Our division for diversity, equity and inclusion is really focused on launching pipeline programs which identify students from vulnerable communities and encourage them to engage in STEM curriculum from kindergarten through our professional schools. We have programs across the state… Jonesboro, Pine Bluff and Eldorado. And so our programs are there to identify where their strengths are and which career path may best suit them.
The northeast Family and Preventive Medicine Clinic has partnered with clinics in the northeast area to increase colorectal screening by 8%. In addition, the colorectal cancer screening program in the Cancer Institute, led by Dr. Henry-Tillman, has increased screening throughout the state. And especially in the time of COVID, where screening has been decreased, we’ve had a return rate of over 60%, which is incredible. So being able to provide these screenings will help save lives and hopefully will catch cancers at earliest stages.
The partnership with the University of Arkansas and its student athletes formally began in late December of 2020 are part of the care of the student athletes on a daily basis. It’s 24 hours a day for all 19 sports. As a proud member of the health care community in northwest Arkansas, I couldn’t be more excited really about anything than the facility that we’re planning. A facility that will house orthopedics, sports medicine and the service lines that that contribute to those physical therapy, clinics, surgical space, occupational therapy, hand therapy, sports performance. These are all assets that provide a huge contribution not only for our community, but for the state.
We’re the only transplant program in the state and people that need complex surgery in the liver that are referred by the local providers. We started setting up transplants satellite programs to provide our patients with a service in their hometown. It’s a lot easier to send one person out than have 30 people coming into Little Rock. We started this three years ago in Fayetteville, and we’ve since sent set up satellite clinics in Jonesboro, Texarkana and Pine Bluff with plans to expand to expand into West Helena and Fort Smith in the coming year. It also helps us connect with local health care providers in the area and establish that sort of health care relationship that’s so important in taking care of our patients.
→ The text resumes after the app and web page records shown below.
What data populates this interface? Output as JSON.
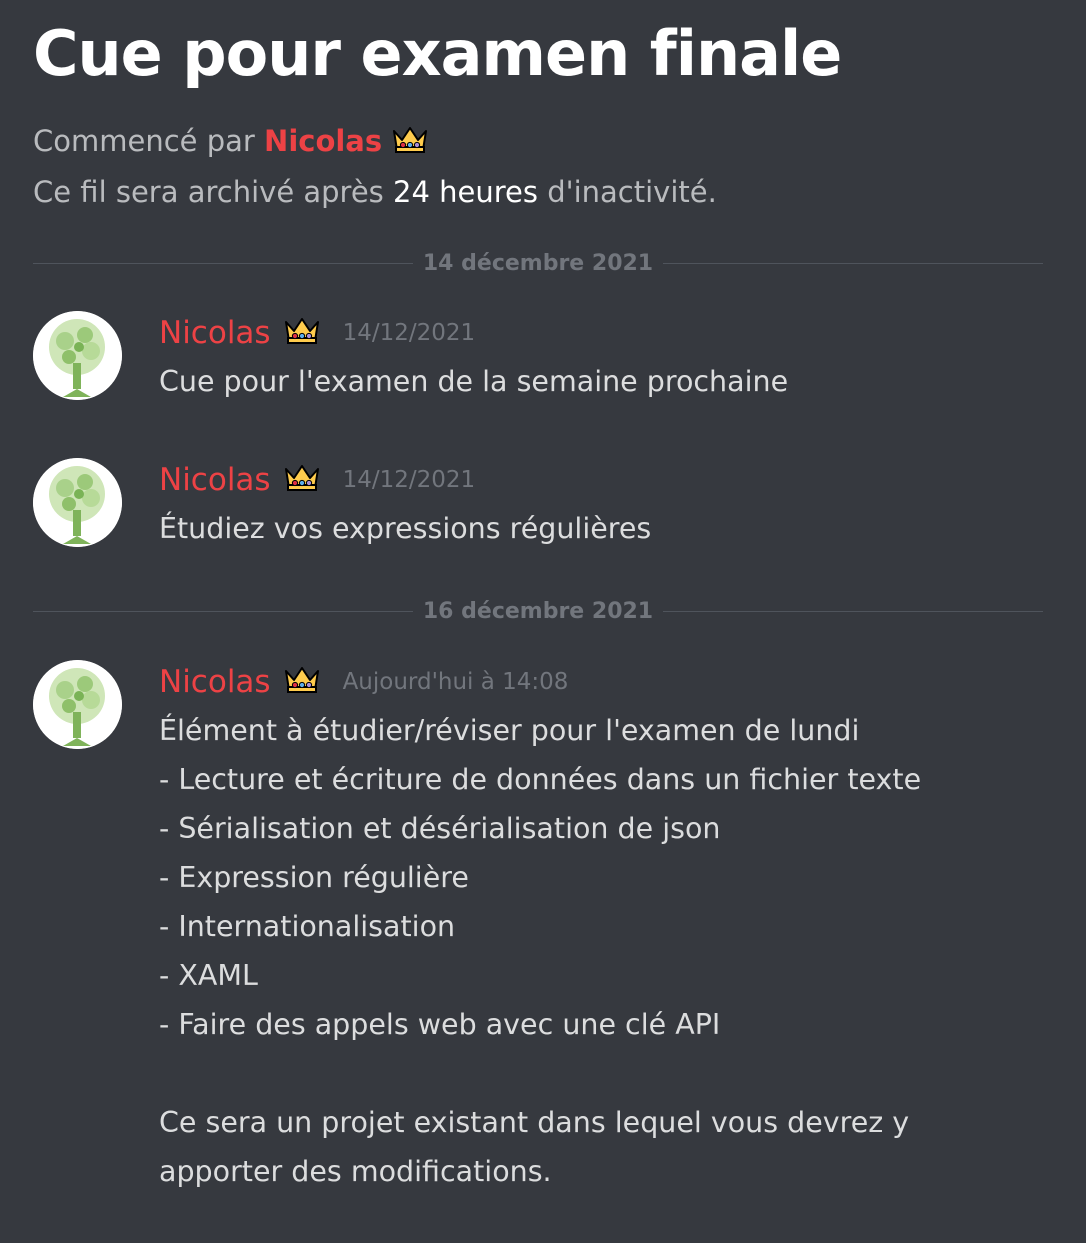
{
  "thread": {
    "title": "Cue pour examen finale",
    "started_by_prefix": "Commencé par",
    "started_by_author": "Nicolas",
    "archive_prefix": "Ce fil sera archivé après",
    "archive_duration": "24 heures",
    "archive_suffix": "d'inactivité."
  },
  "colors": {
    "background": "#36393f",
    "author": "#ed4245",
    "muted": "#72767d",
    "text": "#dcddde"
  },
  "dividers": [
    {
      "date": "14 décembre 2021"
    },
    {
      "date": "16 décembre 2021"
    }
  ],
  "messages": [
    {
      "author": "Nicolas",
      "author_badge": "crown-emoji",
      "timestamp": "14/12/2021",
      "lines": [
        "Cue pour l'examen de la semaine prochaine"
      ]
    },
    {
      "author": "Nicolas",
      "author_badge": "crown-emoji",
      "timestamp": "14/12/2021",
      "lines": [
        "Étudiez vos expressions régulières"
      ]
    },
    {
      "author": "Nicolas",
      "author_badge": "crown-emoji",
      "timestamp": "Aujourd'hui à 14:08",
      "lines": [
        "Élément à étudier/réviser pour l'examen de lundi",
        "- Lecture et écriture de données dans un fichier texte",
        "- Sérialisation et désérialisation de json",
        "- Expression régulière",
        "- Internationalisation",
        "- XAML",
        "- Faire des appels web avec une clé API",
        "",
        "Ce sera un projet existant dans lequel vous devrez y",
        "apporter des modifications."
      ]
    }
  ]
}
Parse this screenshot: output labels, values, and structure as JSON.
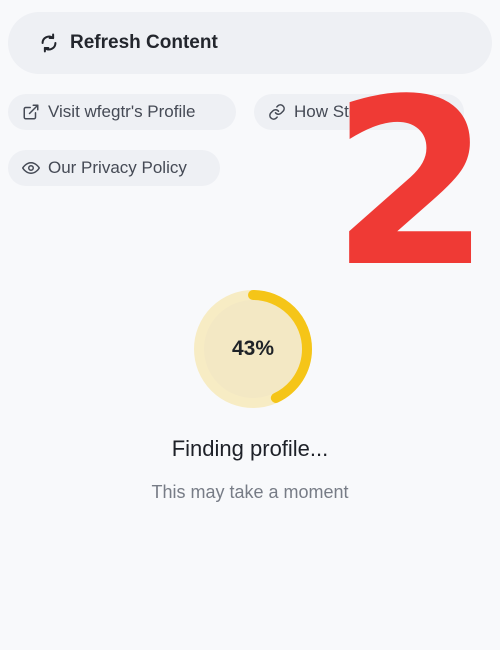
{
  "refresh": {
    "label": "Refresh Content",
    "icon": "refresh-icon"
  },
  "links": {
    "profile": {
      "label": "Visit wfegtr's Profile",
      "icon": "external-link-icon"
    },
    "how": {
      "label": "How Stories Work",
      "icon": "link-icon"
    },
    "privacy": {
      "label": "Our Privacy Policy",
      "icon": "eye-icon"
    }
  },
  "overlay": {
    "number": "2",
    "color": "#ef3a35"
  },
  "progress": {
    "value": 0.43,
    "label": "43%",
    "track_color": "#f7ecc4",
    "fill_color": "#f5c518"
  },
  "status": {
    "title": "Finding profile...",
    "subtitle": "This may take a moment"
  }
}
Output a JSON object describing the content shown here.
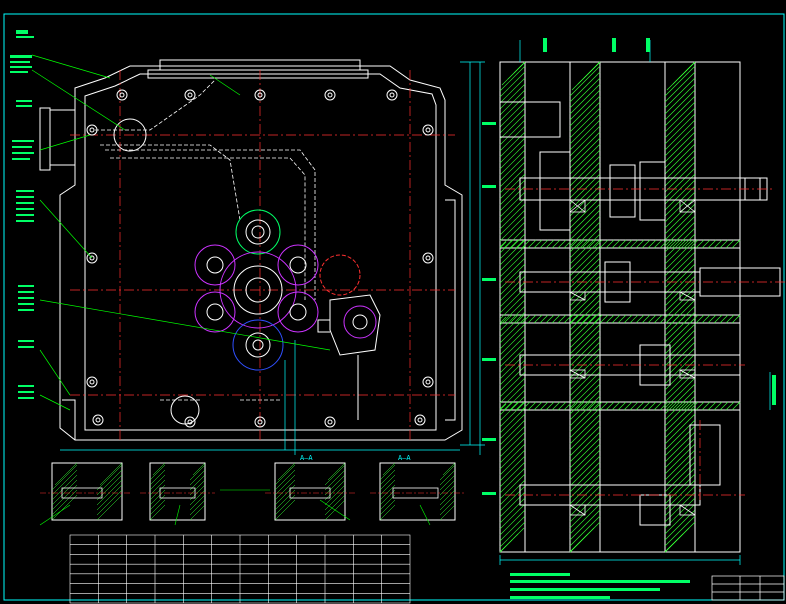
{
  "drawing": {
    "title": "",
    "colors": {
      "background": "#000000",
      "frame": "#00ffff",
      "outline": "#ffffff",
      "centerline": "#ff3030",
      "leader": "#00ff00",
      "callout": "#00ff66",
      "gear": "#cc33ff",
      "blue": "#3050ff",
      "hatch": "#33ff33",
      "dim": "#00ffff",
      "shaft": "#ffffff"
    },
    "icons": [
      "gearbox-housing",
      "gear-circle",
      "bolt-hole",
      "section-hatch"
    ]
  },
  "main_view": {
    "section_labels": [
      "A—A",
      "A—A"
    ]
  },
  "table": {
    "rows": 7,
    "cols": 12
  },
  "notes": {
    "title_block_text": ""
  }
}
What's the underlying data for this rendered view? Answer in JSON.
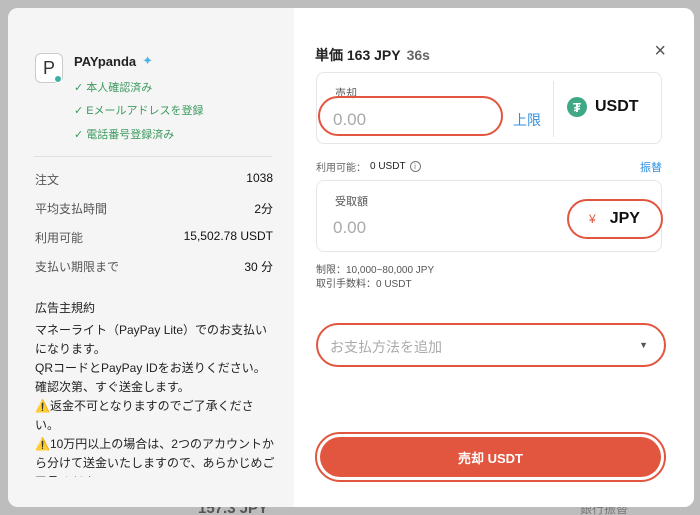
{
  "background": {
    "bottom_text": "157.3 JPY",
    "right_text": "銀行振替"
  },
  "advertiser": {
    "avatar_letter": "P",
    "name": "PAYpanda",
    "verifications": [
      "本人確認済み",
      "Eメールアドレスを登録",
      "電話番号登録済み"
    ]
  },
  "stats": [
    {
      "label": "注文",
      "value": "1038"
    },
    {
      "label": "平均支払時間",
      "value": "2分"
    },
    {
      "label": "利用可能",
      "value": "15,502.78 USDT"
    },
    {
      "label": "支払い期限まで",
      "value": "30 分"
    }
  ],
  "terms": {
    "title": "広告主規約",
    "body": "マネーライト（PayPay Lite）でのお支払いになります。\nQRコードとPayPay IDをお送りください。確認次第、すぐ送金します。\n⚠️返金不可となりますのでご了承ください。\n⚠️10万円以上の場合は、2つのアカウントから分けて送金いたしますので、あらかじめご了承ください。"
  },
  "order": {
    "price_label": "単価 163 JPY",
    "timer": "36s",
    "close_icon": "×"
  },
  "sell_box": {
    "label": "売却",
    "placeholder": "0.00",
    "max_label": "上限",
    "coin": "USDT",
    "coin_icon": "₮"
  },
  "available": {
    "label": "利用可能：",
    "value": "0 USDT",
    "info_icon": "i",
    "transfer_label": "振替"
  },
  "receive_box": {
    "label": "受取額",
    "placeholder": "0.00",
    "fiat_symbol": "¥",
    "fiat": "JPY"
  },
  "limits": {
    "limit_line": "制限：10,000~80,000 JPY",
    "fee_line": "取引手数料：0 USDT"
  },
  "payment": {
    "placeholder": "お支払方法を追加",
    "caret": "▼"
  },
  "submit": {
    "label": "売却 USDT"
  },
  "colors": {
    "accent": "#e2553f",
    "link": "#2f8fe0",
    "verified": "#3c9a5f",
    "usdt": "#3fa886"
  }
}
We’ve opened new training locations, in particular northwest Arkansas, for the South Central Telehealth Resource Education Center. This allows for us to teach telehealth integration to health care facilities, classrooms and educational locations, as well as the community, particularly focusing on rural and underserved medical communities. These training centers are important to the state because telehealth and digital health are new ways to provide health care. We need to be able to educate not just providers, but also patients and their families on the best ways to make use of these tools and technologies.
The Gap Services offices were funded to do HIV prevention and substance abuse awareness. Our first offices was opened in Prescott, Arkansas, and we’re in the process of opening our second office in McGee, Arkansas. The Gap services are funded to fill the gaps so that we can reduce the stigma around HIV and substance abuse awareness and community members can feel comfortable coming into our location. We do health general health screenings, and we work with other community partners to offer COVID vaccines, COVID testing and sharing other resources.
With hard work, diligence and passion, a healthier Arkansas is well within reach. But there’s always more to do. Working together, I know we will not only meet the challenges ahead, but exceed them.